In the end the upshot is simple: Sherlock’s thinking is stronger than Irene’s sexuality. That’s the moral of the story and the message of the plot, and it doesn’t take so much analysis to tell us that. But this isn’t just analysis, it’s deconstruction in the lit-theory sense: it shows us how this opposition is too simple and crude, because for Sherlock the sapiosexual, thinking is erotic pleasure. That’s what we learn not just from the action of the plot but the aesthetics of the telling. But the symbolic and thematic effects of the cinematic techniques do something more: they naturalize this moral so that it seems an intuitive, inevitable outcome. When we take pleasure in the way the story’s told, its implicit message feels right. It becomes part not just of our reasoning and conscious thought, but of our pleasurable perceptions. That’s how ideology works, how it gets its claws in you, so to speak.
Fortunately, many readers resist. They take hold of the show’s meanings and put them to their own uses; there are as many Sherlocks as there are people to read him. Their differences may be subtle—is he turned on in this scene or is he cold?—or they may be large—is he het or is he queer? And while they always grow from the elements of the show, and depend on the show’s techniques, inasmuch as they are meaningful they are valid. For that’s the ultimate goal of the show, right?

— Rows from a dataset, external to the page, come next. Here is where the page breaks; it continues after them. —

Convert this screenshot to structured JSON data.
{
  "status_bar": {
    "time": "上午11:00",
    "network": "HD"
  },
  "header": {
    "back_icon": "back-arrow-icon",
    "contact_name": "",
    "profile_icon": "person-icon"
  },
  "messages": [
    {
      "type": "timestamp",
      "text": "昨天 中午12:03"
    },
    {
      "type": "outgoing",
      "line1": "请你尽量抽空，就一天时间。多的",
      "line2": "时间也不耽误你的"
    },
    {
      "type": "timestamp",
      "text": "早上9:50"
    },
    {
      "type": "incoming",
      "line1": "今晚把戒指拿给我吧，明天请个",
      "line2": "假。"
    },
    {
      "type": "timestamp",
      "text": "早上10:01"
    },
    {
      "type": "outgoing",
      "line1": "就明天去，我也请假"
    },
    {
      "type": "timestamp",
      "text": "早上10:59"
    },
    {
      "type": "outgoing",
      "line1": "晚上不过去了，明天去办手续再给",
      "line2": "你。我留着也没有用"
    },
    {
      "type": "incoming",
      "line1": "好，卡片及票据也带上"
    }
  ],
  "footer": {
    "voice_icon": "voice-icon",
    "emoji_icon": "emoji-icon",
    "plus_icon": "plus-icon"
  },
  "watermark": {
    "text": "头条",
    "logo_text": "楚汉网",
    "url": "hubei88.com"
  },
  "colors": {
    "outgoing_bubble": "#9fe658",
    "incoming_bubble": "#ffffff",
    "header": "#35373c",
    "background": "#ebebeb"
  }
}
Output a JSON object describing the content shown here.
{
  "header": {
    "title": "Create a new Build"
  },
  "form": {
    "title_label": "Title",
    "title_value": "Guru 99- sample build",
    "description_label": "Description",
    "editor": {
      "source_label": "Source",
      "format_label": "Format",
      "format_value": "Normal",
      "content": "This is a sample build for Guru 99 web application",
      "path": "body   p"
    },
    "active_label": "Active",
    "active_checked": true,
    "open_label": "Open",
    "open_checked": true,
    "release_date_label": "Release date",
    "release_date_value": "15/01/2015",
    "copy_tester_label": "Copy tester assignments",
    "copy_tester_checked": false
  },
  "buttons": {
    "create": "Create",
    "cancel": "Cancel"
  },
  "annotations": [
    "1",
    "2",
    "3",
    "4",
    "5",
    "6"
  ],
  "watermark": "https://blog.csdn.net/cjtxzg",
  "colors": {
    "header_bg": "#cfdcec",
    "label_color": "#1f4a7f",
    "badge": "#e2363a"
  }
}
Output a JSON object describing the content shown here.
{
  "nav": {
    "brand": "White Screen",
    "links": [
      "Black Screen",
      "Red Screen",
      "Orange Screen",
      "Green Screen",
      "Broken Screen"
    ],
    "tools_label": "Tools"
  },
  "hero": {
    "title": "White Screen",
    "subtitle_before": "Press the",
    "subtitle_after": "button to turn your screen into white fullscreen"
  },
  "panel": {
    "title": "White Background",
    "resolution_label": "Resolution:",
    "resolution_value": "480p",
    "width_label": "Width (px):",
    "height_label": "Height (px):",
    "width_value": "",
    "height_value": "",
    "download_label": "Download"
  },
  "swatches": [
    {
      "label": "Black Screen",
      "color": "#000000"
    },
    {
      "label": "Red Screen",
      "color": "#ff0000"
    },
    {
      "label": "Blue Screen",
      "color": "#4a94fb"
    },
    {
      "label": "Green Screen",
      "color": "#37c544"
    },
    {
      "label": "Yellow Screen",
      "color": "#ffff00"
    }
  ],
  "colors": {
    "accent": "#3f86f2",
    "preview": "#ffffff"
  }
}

To create meaning, and give us the pleasure of understanding that meaning. In this reader’s opinion, it brings out the sapiosexual in all of us.